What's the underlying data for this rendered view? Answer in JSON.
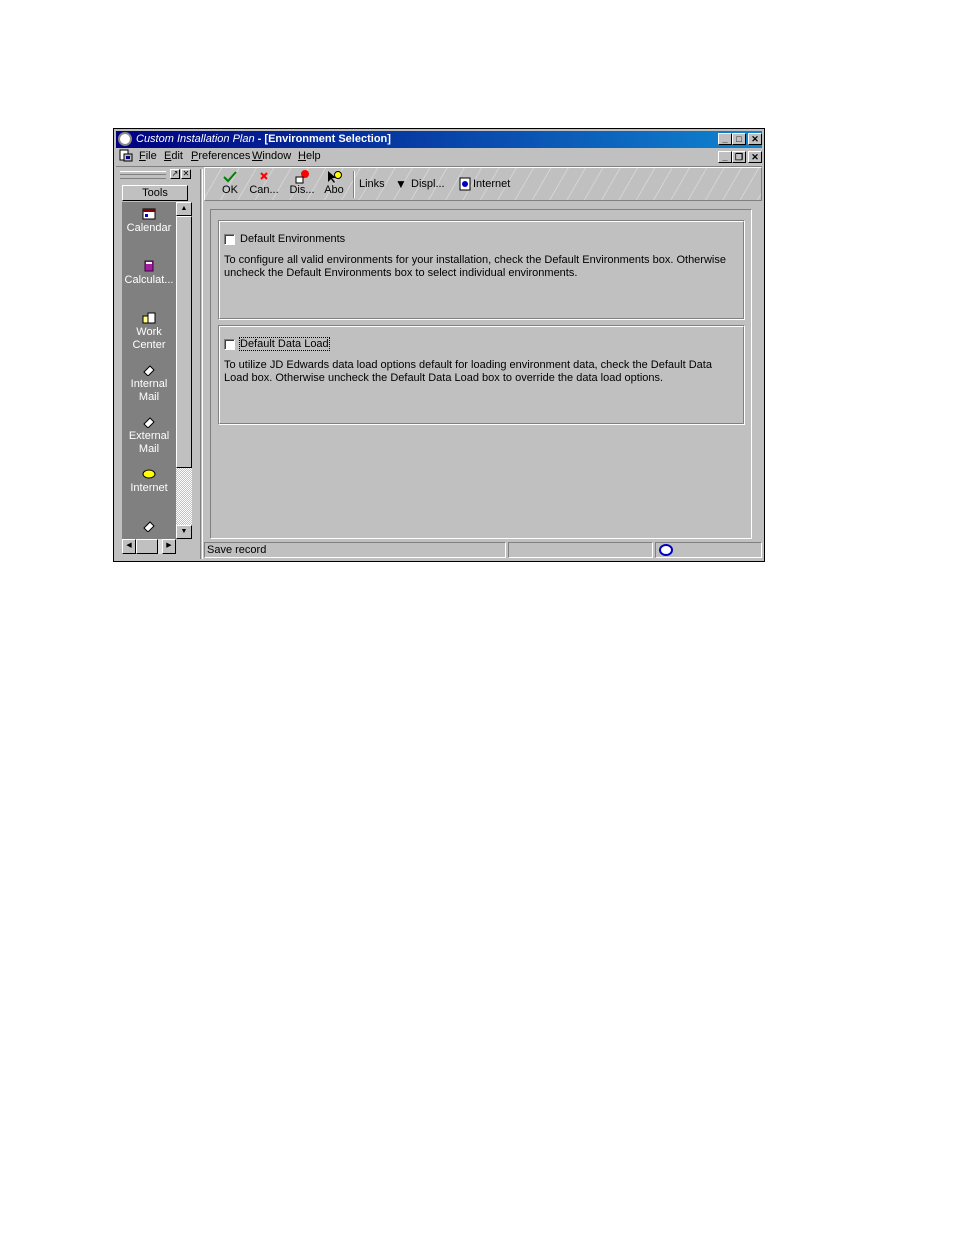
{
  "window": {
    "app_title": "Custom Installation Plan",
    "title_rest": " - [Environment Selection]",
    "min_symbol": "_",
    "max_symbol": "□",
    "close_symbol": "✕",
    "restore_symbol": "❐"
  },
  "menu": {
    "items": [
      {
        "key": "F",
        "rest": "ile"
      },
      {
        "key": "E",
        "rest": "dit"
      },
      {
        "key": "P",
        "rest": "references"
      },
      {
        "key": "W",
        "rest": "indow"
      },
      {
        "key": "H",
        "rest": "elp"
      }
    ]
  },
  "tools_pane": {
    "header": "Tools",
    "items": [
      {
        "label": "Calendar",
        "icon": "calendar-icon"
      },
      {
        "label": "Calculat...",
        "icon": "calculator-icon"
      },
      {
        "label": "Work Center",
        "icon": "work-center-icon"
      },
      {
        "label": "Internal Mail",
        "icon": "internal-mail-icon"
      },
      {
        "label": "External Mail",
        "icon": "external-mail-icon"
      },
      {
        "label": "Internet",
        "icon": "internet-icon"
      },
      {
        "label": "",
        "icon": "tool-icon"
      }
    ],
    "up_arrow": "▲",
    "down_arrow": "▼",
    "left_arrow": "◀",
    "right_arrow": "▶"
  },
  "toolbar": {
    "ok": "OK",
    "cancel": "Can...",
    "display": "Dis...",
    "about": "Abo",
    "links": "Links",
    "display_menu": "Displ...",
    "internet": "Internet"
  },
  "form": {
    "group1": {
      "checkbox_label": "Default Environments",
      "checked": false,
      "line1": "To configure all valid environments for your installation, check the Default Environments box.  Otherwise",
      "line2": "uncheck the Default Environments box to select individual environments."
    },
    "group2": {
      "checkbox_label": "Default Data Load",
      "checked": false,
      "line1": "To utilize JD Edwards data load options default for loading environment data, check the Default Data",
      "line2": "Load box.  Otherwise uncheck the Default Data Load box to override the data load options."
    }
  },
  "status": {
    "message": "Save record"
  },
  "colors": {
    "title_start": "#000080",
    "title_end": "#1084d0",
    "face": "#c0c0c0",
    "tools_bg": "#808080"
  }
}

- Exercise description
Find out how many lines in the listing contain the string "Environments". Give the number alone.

- Response below
3